NEWARK, N.J. - Appeals courts in New Jersey and Texas yesterday scrapped verdicts against drugmaker Merck & Co. Inc. stemming from some of the earliest trials involving the company's now withdrawn pain reliever Vioxx.
The Texas court reversed a $26 million verdict against the company stemming from the first trial. The court found no evidence that Robert Ernst had suffered a fatal heart problem from a blood clot triggered by Vioxx. He had been taking the drug for eight months before being stricken in May 2001.
His wife had won a $253 million verdict against Merck in 2005, but limits Texas places on punitive damages cut that to about $26 million.
Also yesterday, a New Jersey appeals court voided $9 million of the $13.9 million awarded to John McDarby in 2006 by a jury in Atlantic City. The panel vacated the punitive-damages award because it found that the punitive-damages requirement in New Jersey's Product Liability Act was preempted by the federal Food Drug and Cosmetic Act.
McDarby survived his 2004 heart attack, but died last fall from complications of his cardiac problems, his attorney said.
The panel affirmed $4.5 million in compensatory damages to McDarby, awarded when the New Jersey jury found Merck had failed to warn of Vioxx's cardiac risks.
Vioxx was pulled from the market in September 2004 after being linked to an increased risk of stroke and heart attack.
Merck, based in Whitehouse Station, N.J., has major operations and 10,500 employees in Montgomery County, Pa.
Yesterday's rulings gave Merck 11 victories and three losses stemming from trials that reached verdicts, with the damages now reduced in one of those losses.

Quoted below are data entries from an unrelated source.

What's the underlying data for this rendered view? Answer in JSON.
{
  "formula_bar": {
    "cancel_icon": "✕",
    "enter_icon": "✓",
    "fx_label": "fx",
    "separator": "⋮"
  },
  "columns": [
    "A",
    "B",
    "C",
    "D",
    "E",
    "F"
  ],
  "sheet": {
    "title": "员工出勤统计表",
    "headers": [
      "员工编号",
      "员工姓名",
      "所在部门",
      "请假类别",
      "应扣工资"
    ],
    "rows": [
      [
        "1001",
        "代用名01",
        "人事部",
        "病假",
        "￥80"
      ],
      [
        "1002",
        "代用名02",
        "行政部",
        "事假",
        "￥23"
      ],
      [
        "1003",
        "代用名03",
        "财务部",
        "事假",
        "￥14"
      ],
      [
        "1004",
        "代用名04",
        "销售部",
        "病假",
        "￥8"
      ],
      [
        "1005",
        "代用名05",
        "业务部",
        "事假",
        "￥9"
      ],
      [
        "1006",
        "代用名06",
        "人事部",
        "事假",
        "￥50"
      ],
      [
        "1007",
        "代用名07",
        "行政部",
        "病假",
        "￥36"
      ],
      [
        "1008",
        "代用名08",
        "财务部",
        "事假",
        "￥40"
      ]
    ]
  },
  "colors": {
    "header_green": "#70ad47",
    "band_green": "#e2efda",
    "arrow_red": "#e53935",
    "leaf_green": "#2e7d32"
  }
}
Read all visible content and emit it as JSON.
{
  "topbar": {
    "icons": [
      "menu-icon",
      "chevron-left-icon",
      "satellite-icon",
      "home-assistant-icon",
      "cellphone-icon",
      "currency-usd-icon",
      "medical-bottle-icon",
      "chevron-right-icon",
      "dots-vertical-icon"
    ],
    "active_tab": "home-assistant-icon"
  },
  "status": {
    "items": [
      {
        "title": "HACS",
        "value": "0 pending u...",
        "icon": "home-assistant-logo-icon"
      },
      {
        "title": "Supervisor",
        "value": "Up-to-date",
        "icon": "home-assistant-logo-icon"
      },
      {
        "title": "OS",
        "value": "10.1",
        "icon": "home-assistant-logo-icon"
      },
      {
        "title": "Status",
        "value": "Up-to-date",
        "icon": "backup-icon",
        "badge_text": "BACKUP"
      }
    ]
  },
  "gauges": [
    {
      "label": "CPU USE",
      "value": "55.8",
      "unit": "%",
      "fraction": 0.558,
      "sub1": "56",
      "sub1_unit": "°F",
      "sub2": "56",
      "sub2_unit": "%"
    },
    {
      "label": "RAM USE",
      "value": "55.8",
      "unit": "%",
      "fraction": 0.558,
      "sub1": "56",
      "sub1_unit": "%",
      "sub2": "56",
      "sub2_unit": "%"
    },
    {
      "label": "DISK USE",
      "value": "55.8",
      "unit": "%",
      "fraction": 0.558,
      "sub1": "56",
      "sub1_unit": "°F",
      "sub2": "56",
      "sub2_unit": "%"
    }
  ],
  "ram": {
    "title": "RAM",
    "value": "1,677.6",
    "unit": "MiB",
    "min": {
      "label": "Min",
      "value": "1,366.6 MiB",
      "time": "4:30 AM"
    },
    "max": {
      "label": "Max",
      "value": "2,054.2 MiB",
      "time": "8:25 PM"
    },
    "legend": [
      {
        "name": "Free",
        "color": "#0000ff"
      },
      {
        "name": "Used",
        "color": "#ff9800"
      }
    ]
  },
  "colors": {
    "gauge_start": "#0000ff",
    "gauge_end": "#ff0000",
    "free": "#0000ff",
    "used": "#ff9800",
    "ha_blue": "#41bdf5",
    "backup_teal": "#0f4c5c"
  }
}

Retrials are pending in a few cases.
In a statement, Merck general counsel Bruce Kuhlik said the company was gratified that the Texas 14th Court of Appeals had found Vioxx did not cause Ernst's death.
"In addition, the New Jersey court correctly reversed the awards of punitive damage and consumer fraud," Kuhlik said. "We intend to seek further review of the portion of the award that remains standing. . . . We continue to believe Merck acted responsibly."
McDarby's attorney, Ellen Relkin, said that while they were delighted "with the robust affirmance" of the $4.5 million compensatory verdict - which she said now exceeded $5.1 million with interest - they would consider appealing the reversal of the $9 million in punitive damages.